More and more, the news media’s claims to public representativeness and as an institution to reveal as well as keep checks and balances on misuse of power, corruption, human rights abuses – whether by the state, big business or private individuals – is being questioned.
In South Africa, the news media has fulfilled such a role rather ambivalently.
While some sectors of the news media aligned themselves with particular political ideologies, during and after apartheid, others fought against them. Either way, we have never been able to claim to have news media that truly represented the broader South African public – sadly, not even our public broadcaster.
However, with the rise of new media platforms and social media in particular – especially with its emphasis on providing access, alternative viewpoints, challenges to mainstream media and the mainstreaming of politics and social debates – the role that both traditional and new media can play in contemporary society is being considerably strengthened through opportunities that new technology and the Fourth Industrial Revolution, or Industry 4.0, have opened up.
Enter journalism 4.0 and a news media that learns to adopt and adapt to technology to serve and fulfil its most basic function and most important cause of delivering accurate, timely and comprehensive information to audiences, national or local, general or niched.
In the South African context, where audiences are still fragmented – with large segments still cut off from mainstream media and where access is premised on socio-economic demographics – the news media and journalists need to find ways of reaching out to new audiences and new and more socially engaged forms of news.
Whereas much focus has been put on the changes to platforms, distribution and the consumption patterns of news, it is the production of news and the tools provided for research that stands to change the practice of journalism the most. This is where the greatest potential lies in strengthening the role that journalism can play. Here journalism can use technology and social media to its advantage.
The new world created by Industry 4.0 opens up for journalism the ever-evolving tools for research and information verification provided by technology. Here, Artificial Intelligence (AI) provides endless opportunities.
Think of Wikileaks and the Panama Papers, and the endless opportunities for forming partnerships with global news networks and with journalists and NGOs that work on issues that concern us all.
Amidst the scourge of fake news, investigative journalism that draws on any resource possible to verify the facts of a story will have to form the basis of a new definition of journalism.
With the same technology increasingly available to the audience, journalism will also have to trade in stories that provide the audience with ways to verify how a story was produced and where the information came from. Transparency will become more crucial than ideas of objectivity or even balance.
Technological advances are key in this regard and journalism can build on what technology and the promise of Industry 4.0, at least as far as AI goes, cannot do, in terms of relationships, based on very real and human interactions. Such journalism will have to be characterised by empathy. Empathy grounded in the knowledge emanating from the real and lived experiences of the other. Only then can we tell the stories that matter to our audiences.
Amidst renewed calls for transformation and the decolonisation of the news media, this is particularly important if we are to furnish a journalism that humanises, where it more often than not has dehumanised.
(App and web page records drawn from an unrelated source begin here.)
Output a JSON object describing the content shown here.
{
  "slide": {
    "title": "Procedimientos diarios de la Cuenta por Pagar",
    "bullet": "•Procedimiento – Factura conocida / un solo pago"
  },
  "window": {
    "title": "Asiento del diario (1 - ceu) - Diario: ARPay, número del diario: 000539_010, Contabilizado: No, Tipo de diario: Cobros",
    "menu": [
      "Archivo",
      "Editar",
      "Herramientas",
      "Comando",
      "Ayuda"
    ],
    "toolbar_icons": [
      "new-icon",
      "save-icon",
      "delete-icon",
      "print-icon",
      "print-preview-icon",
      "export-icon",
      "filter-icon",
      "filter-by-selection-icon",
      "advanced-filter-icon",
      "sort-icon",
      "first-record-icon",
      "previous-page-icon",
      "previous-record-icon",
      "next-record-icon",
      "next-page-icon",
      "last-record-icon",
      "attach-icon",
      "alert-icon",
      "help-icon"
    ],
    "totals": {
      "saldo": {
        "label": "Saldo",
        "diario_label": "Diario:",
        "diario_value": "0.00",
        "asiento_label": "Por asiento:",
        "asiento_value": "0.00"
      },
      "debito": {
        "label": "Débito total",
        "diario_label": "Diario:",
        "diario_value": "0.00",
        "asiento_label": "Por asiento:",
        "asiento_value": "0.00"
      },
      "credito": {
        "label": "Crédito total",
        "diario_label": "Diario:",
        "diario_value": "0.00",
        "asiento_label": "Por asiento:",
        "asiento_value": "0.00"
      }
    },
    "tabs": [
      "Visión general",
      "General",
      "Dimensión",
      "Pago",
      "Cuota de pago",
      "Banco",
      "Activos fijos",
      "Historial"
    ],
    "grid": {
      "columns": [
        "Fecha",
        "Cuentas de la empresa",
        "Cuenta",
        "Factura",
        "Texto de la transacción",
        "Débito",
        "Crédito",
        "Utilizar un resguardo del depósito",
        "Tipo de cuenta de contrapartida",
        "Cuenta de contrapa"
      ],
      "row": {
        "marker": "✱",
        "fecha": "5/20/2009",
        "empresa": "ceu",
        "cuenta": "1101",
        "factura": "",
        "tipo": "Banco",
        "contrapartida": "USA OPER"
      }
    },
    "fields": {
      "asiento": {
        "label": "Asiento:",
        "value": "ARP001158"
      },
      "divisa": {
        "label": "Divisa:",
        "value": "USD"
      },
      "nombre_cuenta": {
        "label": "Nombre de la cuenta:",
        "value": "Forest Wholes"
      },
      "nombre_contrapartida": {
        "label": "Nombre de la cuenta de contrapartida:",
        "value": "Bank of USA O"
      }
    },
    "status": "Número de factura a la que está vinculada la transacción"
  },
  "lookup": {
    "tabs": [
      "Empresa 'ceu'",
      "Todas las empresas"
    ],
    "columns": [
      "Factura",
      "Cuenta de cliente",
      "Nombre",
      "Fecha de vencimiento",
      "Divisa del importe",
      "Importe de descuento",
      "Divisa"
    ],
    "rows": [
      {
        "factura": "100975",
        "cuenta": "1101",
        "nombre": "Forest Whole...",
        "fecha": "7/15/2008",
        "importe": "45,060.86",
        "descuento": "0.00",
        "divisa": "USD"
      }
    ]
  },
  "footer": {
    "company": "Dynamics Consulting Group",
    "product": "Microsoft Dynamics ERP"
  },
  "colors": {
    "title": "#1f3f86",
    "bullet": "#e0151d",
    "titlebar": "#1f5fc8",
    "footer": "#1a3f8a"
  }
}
Thus journalism 4.0 is a journalism that uses technology to its advantage, to provide stories that are accurate, in-depth, investigative and compelling, in ways that talk to the wants and needs of its audiences. While we may no longer think of the news media as the Fourth Estate, Journalism 4.0 stands to fulfil an equally important, if not more important, role.
The views expressed in this article are that of the author/s and do not necessarily reflect that of the University of Johannesburg.